https://doi.org/10.7554/eLife.01102.018
The prevalence of members of Melainabacteria in different environments, including distinct human body habitats.

In all three panels, the relative abundances of Melainabacteria in different samples types are plotted as box plots (log10 transformed; i.e., 10−1 = 0.1%). Data were obtained from the QIIME database, derive from a variety of studies, and are publically available (Figure 9—source data 1): (A) soil, sediment, and water sites, (B) different human body sites (GI = gastrointestinal), (C, left) mammal stool classified by host diet, (C, right) country of origin for human stool. UD = undetermined.

https://doi.org/10.7554/eLife.01102.019
Figure 9—source data 1

16S rRNA gene sequence datasets used to analyze the sources of Melainabacteria.

https://doi.org/10.7554/eLife.01102.020
Single copy gene inventory from reconstructed genomes.

Data are based on single copy genes (numbers in circles indicate the number of copies found).

https://doi.org/10.7554/eLife.01102.021

Tables

Table 1

Samples from which Melainabacteria genomes were recovered

https://doi.org/10.7554/eLife.01102.003
SampleEnvironment# of readsAbundance%# genomes recovered
AGut109,557,61641 Complete, 1 Partial
BGut124,163,24832 Complete
CGut112,578,26421 Complete, 1 Near Complete, 1 Partial
ACDAquifer232,878,9790.71 Near Complete
  1. Sample, number of reads sequenced, and estimates of the abundance of Melainabacteria in the communities based on 16S rRNA gene survey and coverage information. ACD20 was assembled from three samples (see Wrighton et al., 2012).

Table 2

Melainabacteria genomes recovered in this study

https://doi.org/10.7554/eLife.01102.005
Sample IDCoverageGenome statusSize (bp)%GCScaffoldsN50Coding features16S rRNA genes
ACD2030xNear Complete2,979,54833.519133,3612,819ND
MEL.A173xComplete1,867,33632.911,867,3361,8322
MEL.A25.5xPartial1,192,45530.68816,6131,386ND
MEL.B162xComplete2,302,30735.321542,1172,2192
MEL.B244xComplete2,308,20536.326375,3762,2222
MEL.C126.5xComplete2,053,64234.141,742,0552,1202
MEL.C227.5xNear Complete2,159,32735.334146,2322,1042
MEL.C36xPartial1,323,47829.99315,8781,472ND
  1. ND = not determined. See the section Genome assembly in ‘Materials and methods’ for an explanation of Genome Status.

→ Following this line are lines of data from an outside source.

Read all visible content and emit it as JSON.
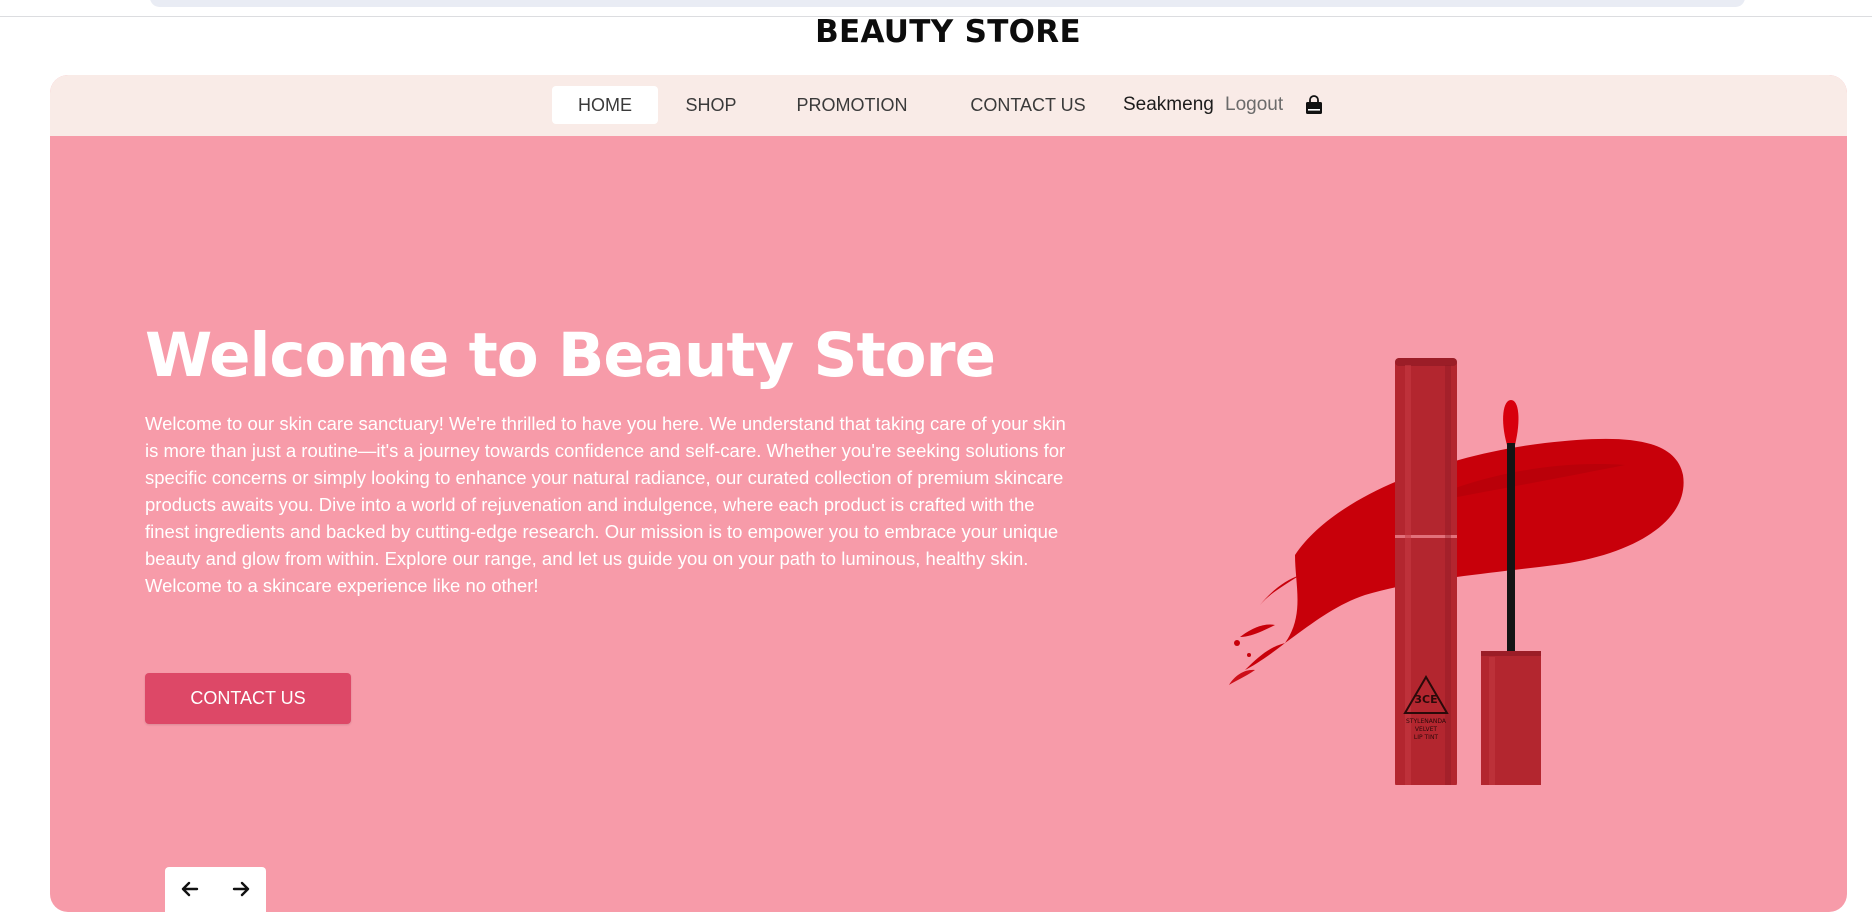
{
  "site": {
    "title": "BEAUTY STORE"
  },
  "nav": {
    "items": [
      {
        "label": "HOME",
        "active": true
      },
      {
        "label": "SHOP",
        "active": false
      },
      {
        "label": "PROMOTION",
        "active": false
      },
      {
        "label": "CONTACT US",
        "active": false
      }
    ],
    "user_name": "Seakmeng",
    "logout_label": "Logout",
    "cart_icon": "shopping-bag-icon"
  },
  "hero": {
    "title": "Welcome to Beauty Store",
    "text": "Welcome to our skin care sanctuary! We're thrilled to have you here. We understand that taking care of your skin is more than just a routine—it's a journey towards confidence and self-care. Whether you're seeking solutions for specific concerns or simply looking to enhance your natural radiance, our curated collection of premium skincare products awaits you. Dive into a world of rejuvenation and indulgence, where each product is crafted with the finest ingredients and backed by cutting-edge research. Our mission is to empower you to embrace your unique beauty and glow from within. Explore our range, and let us guide you on your path to luminous, healthy skin. Welcome to a skincare experience like no other!",
    "cta_label": "CONTACT US",
    "product_label": {
      "brand": "3CE",
      "line1": "STYLENANDA",
      "line2": "VELVET",
      "line3": "LIP TINT"
    }
  },
  "slider": {
    "prev_icon": "arrow-left-icon",
    "next_icon": "arrow-right-icon"
  },
  "colors": {
    "hero_bg": "#f79ba9",
    "nav_bg": "#f9ebe7",
    "cta_bg": "#dd4867",
    "lipstick": "#b3262f",
    "swatch": "#c8000a"
  }
}
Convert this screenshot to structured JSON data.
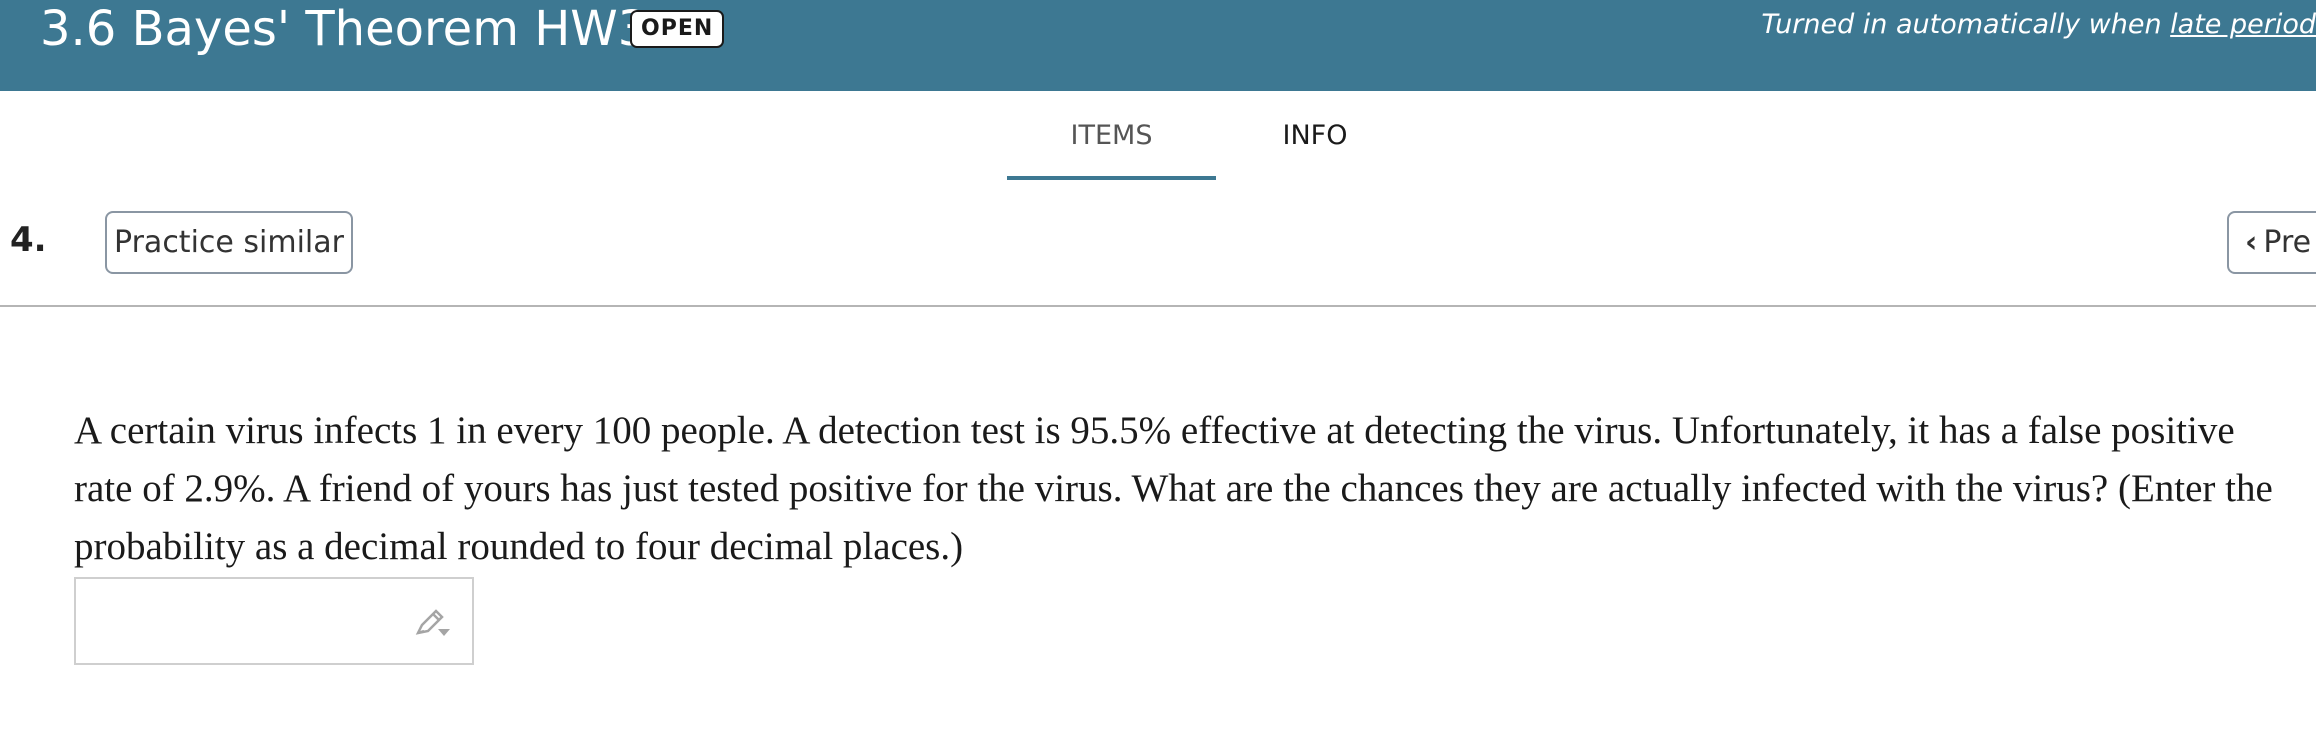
{
  "header": {
    "title": "3.6 Bayes' Theorem HW3",
    "badge": "OPEN",
    "turned_in_text": "Turned in automatically when ",
    "turned_in_link": "late period",
    "bg_color": "#3d7892"
  },
  "tabs": [
    {
      "label": "ITEMS",
      "active": true
    },
    {
      "label": "INFO",
      "active": false
    }
  ],
  "question": {
    "number": "4.",
    "practice_label": "Practice similar",
    "prev_label": "Pre",
    "text": "A certain virus infects 1 in every 100 people. A detection test is 95.5% effective at detecting the virus. Unfortunately, it has a false positive rate of 2.9%. A friend of yours has just tested positive for the virus. What are the chances they are actually infected with the virus? (Enter the probability as a decimal rounded to four decimal places.)",
    "answer_value": ""
  },
  "icons": {
    "prev": "chevron-left-icon",
    "edit": "pencil-icon"
  }
}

Data sets

The following data sets were generated
  1. 1
The following previously published data sets were used
  1. 1

Additional files

Supplementary file 1

Genes belonging to pathways or assemblages referenced in the paper.

https://doi.org/10.7554/eLife.01102.022

Download links

A two-part list of links to download the article, or parts of the article, in various formats.

Downloads (link to download the article as PDF)

Download citations (links to download the citations from this article in formats compatible with various reference manager tools)

Open citations (links to open the citations from this article in various online reference manager services)